Jessica Mitford, Hons and Rebels
In this funny and perceptive memoir Jessica Mitford describes growing up as the fifth of the notoriously determined Mitford sisters, a formidable group of strong-willed women. An isolated childhood in the hideous Cotswold house built by their father Lord Redesdale (‘Farve’), where life centred round the church and the Conservative party, turned ‘Decca’ as she was known into a lifelong socialist. At 18 she made her escape, eloping spectacularly with her charismatic left-wing cousin Esmond Romilly, moving to the East End of London and then running a bar in Miami. It’s a story of sheer bravado brilliantly told by one of the most eccentric members of an eccentric family.
Hermione, Countess of Ranfurly, To War with Whitaker
Hermione, Countess of Ranfurly and her husband Dan had been married for less than a year when he was called up in September 1939. Their characterful cook-butler Whitaker volunteered to go with him, but Yeomanry rules decreed that though officers could take their servants to war they could not take their wives.

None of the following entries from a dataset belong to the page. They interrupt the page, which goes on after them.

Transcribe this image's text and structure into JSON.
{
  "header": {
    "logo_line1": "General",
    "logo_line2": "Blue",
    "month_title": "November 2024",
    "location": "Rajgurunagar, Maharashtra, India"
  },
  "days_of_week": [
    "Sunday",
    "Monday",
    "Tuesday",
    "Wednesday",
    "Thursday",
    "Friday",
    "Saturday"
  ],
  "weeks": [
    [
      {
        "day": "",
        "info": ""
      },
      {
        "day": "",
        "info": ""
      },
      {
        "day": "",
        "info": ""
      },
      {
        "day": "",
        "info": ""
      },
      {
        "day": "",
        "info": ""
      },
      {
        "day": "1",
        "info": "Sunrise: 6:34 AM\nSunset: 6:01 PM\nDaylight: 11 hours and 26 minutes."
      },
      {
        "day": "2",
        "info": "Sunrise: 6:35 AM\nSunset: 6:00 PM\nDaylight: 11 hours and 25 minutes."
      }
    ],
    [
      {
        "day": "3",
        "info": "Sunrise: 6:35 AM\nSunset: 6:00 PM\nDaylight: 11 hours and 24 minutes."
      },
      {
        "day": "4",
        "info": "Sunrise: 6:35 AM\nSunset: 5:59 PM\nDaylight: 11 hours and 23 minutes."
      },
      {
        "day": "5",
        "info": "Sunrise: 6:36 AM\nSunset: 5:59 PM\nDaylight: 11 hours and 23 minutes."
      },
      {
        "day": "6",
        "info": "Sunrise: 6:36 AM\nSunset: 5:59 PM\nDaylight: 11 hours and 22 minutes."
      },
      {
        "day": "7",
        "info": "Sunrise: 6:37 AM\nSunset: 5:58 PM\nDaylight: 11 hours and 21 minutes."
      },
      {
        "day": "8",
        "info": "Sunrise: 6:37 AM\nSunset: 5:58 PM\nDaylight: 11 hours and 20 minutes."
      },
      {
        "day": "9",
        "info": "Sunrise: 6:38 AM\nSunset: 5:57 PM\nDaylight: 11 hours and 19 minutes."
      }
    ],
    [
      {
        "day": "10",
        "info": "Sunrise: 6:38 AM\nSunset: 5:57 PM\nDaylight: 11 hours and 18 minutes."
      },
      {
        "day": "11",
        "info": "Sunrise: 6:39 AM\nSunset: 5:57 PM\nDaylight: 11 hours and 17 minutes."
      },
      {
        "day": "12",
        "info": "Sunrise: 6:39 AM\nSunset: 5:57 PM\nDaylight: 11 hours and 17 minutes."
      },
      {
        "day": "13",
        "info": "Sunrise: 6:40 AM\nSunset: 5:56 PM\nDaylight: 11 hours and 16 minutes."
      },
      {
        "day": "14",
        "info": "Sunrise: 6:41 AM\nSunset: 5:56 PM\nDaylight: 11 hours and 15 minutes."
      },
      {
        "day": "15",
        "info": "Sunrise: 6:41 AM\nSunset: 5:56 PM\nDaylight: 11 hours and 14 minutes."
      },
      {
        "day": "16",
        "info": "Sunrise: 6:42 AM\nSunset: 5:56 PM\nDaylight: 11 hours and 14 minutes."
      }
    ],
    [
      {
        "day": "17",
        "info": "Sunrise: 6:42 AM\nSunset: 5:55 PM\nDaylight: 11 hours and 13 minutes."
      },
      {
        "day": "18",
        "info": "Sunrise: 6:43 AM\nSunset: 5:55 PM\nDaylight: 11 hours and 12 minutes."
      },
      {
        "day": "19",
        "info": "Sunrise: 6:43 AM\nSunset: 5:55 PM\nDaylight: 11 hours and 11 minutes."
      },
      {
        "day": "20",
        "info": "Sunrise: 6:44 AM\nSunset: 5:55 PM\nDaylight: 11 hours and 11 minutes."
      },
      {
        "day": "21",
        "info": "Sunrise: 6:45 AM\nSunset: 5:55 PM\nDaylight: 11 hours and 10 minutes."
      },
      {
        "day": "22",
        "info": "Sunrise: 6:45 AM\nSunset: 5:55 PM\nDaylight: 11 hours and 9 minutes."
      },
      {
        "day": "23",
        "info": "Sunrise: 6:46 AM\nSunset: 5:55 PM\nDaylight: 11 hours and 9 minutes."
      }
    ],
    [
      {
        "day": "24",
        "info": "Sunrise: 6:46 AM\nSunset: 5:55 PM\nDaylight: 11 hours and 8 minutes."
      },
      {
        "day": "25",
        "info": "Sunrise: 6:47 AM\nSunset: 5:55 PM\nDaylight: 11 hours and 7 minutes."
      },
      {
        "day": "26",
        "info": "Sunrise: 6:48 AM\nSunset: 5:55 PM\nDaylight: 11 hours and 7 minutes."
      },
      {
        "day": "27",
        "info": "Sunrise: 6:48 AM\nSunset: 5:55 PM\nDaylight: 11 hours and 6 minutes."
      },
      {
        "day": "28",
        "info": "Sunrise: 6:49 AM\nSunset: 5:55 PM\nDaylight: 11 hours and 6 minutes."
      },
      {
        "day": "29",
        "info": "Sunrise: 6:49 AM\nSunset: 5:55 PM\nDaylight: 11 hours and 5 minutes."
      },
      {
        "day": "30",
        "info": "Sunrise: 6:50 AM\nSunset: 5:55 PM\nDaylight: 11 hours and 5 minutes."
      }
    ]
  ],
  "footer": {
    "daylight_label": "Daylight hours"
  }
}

Undeterred however, Hermione immediately set off for Egypt in pursuit. Between snatched reunions with Dan, who was eventually taken prisoner, she worked for SOE in Cairo and as personal assistant to General ‘Jumbo’ Wilson in Jerusalem, entertaining everyone who was anyone from King Farouk to Evelyn Waugh. This sparkling diary, which she kept at the end of long working days, is both a passionate love story and a unique behind-the-scenes picture of the war in the Middle East and Europe as seen by a very unconventional aristocrat.
Left, Left, Left
In the early 1980s I began working on my first book, a biography of Nancy Mitford. Four of the six Mitford sisters were then still living, Pamela in the Cotswolds, Diana in Paris with her second...Read more
Love, War and the Countess
I think it was my old friend the Evening Standard columnist Angus McGill who recommended Hermione, Countess of Ranfurly’s war diaries: Angus would have loved her unpretentious skill at conjuring up...Read more
Jessica Mitford found the act of sitting down to write formidably hard. ‘’Tis now 12:30 on the first day I was to really work all day on the book,’ she reported to her husband and daughter in...Read more